◆ Exercise details
Your copy of the listing should match it exactly, only without pictures.

Start of Block

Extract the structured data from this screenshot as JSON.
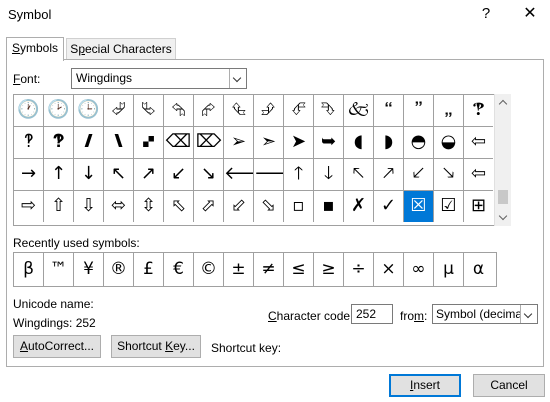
{
  "window": {
    "title": "Symbol",
    "help_glyph": "?",
    "close_glyph": "✕"
  },
  "tabs": [
    {
      "label_u": "S",
      "label_rest": "ymbols",
      "active": true
    },
    {
      "label_pre": "S",
      "label_u": "p",
      "label_rest": "ecial Characters",
      "active": false
    }
  ],
  "font": {
    "label_u": "F",
    "label_rest": "ont:",
    "value": "Wingdings"
  },
  "symbol_grid": {
    "columns": 16,
    "selected_index": 61,
    "rows": [
      [
        "🕐",
        "🕑",
        "🕒",
        "⮰",
        "⮱",
        "⮲",
        "⮳",
        "⮴",
        "⮵",
        "⮶",
        "⮷",
        "🙵",
        "🙶",
        "🙷",
        "🙸",
        "🙹"
      ],
      [
        "🙺",
        "🙻",
        "🙼",
        "🙽",
        "🙾",
        "⌫",
        "⌦",
        "➢",
        "➣",
        "➤",
        "➥",
        "◖",
        "◗",
        "◓",
        "◒",
        "⇦"
      ],
      [
        "→",
        "↑",
        "↓",
        "↖",
        "↗",
        "↙",
        "↘",
        "🡐",
        "🡒",
        "🡑",
        "🡓",
        "🡔",
        "🡕",
        "🡗",
        "🡖",
        "⇦"
      ],
      [
        "⇨",
        "⇧",
        "⇩",
        "⬄",
        "⇳",
        "⬁",
        "⬀",
        "⬃",
        "⬂",
        "▫",
        "▪",
        "✗",
        "✓",
        "☒",
        "☑",
        "⊞"
      ]
    ]
  },
  "recent": {
    "label": "Recently used symbols:",
    "symbols": [
      "β",
      "™",
      "¥",
      "®",
      "£",
      "€",
      "©",
      "±",
      "≠",
      "≤",
      "≥",
      "÷",
      "×",
      "∞",
      "µ",
      "α"
    ]
  },
  "unicode": {
    "name_label": "Unicode name:",
    "name_value": "Wingdings: 252"
  },
  "character_code": {
    "label_u": "C",
    "label_rest": "haracter code:",
    "value": "252"
  },
  "from": {
    "label_pre": "fro",
    "label_u": "m",
    "label_rest": ":",
    "value": "Symbol (decimal)"
  },
  "buttons": {
    "autocorrect_u": "A",
    "autocorrect_rest": "utoCorrect...",
    "shortcut_pre": "Shortcut ",
    "shortcut_u": "K",
    "shortcut_rest": "ey...",
    "insert_u": "I",
    "insert_rest": "nsert",
    "cancel": "Cancel"
  },
  "shortcut_key_label": "Shortcut key:"
}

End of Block

◆ Solution
Extract the structured data from this screenshot as JSON.
{
  "window": {
    "title": "Symbol",
    "help_glyph": "?",
    "close_glyph": "✕"
  },
  "tabs": [
    {
      "label_u": "S",
      "label_rest": "ymbols",
      "active": true
    },
    {
      "label_pre": "S",
      "label_u": "p",
      "label_rest": "ecial Characters",
      "active": false
    }
  ],
  "font": {
    "label_u": "F",
    "label_rest": "ont:",
    "value": "Wingdings"
  },
  "symbol_grid": {
    "columns": 16,
    "selected_index": 61,
    "rows": [
      [
        "🕐",
        "🕑",
        "🕒",
        "⮰",
        "⮱",
        "⮲",
        "⮳",
        "⮴",
        "⮵",
        "⮶",
        "⮷",
        "🙵",
        "🙶",
        "🙷",
        "🙸",
        "🙹"
      ],
      [
        "🙺",
        "🙻",
        "🙼",
        "🙽",
        "🙾",
        "⌫",
        "⌦",
        "➢",
        "➣",
        "➤",
        "➥",
        "◖",
        "◗",
        "◓",
        "◒",
        "⇦"
      ],
      [
        "→",
        "↑",
        "↓",
        "↖",
        "↗",
        "↙",
        "↘",
        "🡐",
        "🡒",
        "🡑",
        "🡓",
        "🡔",
        "🡕",
        "🡗",
        "🡖",
        "⇦"
      ],
      [
        "⇨",
        "⇧",
        "⇩",
        "⬄",
        "⇳",
        "⬁",
        "⬀",
        "⬃",
        "⬂",
        "▫",
        "▪",
        "✗",
        "✓",
        "☒",
        "☑",
        "⊞"
      ]
    ]
  },
  "recent": {
    "label": "Recently used symbols:",
    "symbols": [
      "β",
      "™",
      "¥",
      "®",
      "£",
      "€",
      "©",
      "±",
      "≠",
      "≤",
      "≥",
      "÷",
      "×",
      "∞",
      "µ",
      "α"
    ]
  },
  "unicode": {
    "name_label": "Unicode name:",
    "name_value": "Wingdings: 252"
  },
  "character_code": {
    "label_u": "C",
    "label_rest": "haracter code:",
    "value": "252"
  },
  "from": {
    "label_pre": "fro",
    "label_u": "m",
    "label_rest": ":",
    "value": "Symbol (decimal)"
  },
  "buttons": {
    "autocorrect_u": "A",
    "autocorrect_rest": "utoCorrect...",
    "shortcut_pre": "Shortcut ",
    "shortcut_u": "K",
    "shortcut_rest": "ey...",
    "insert_u": "I",
    "insert_rest": "nsert",
    "cancel": "Cancel"
  },
  "shortcut_key_label": "Shortcut key:"
}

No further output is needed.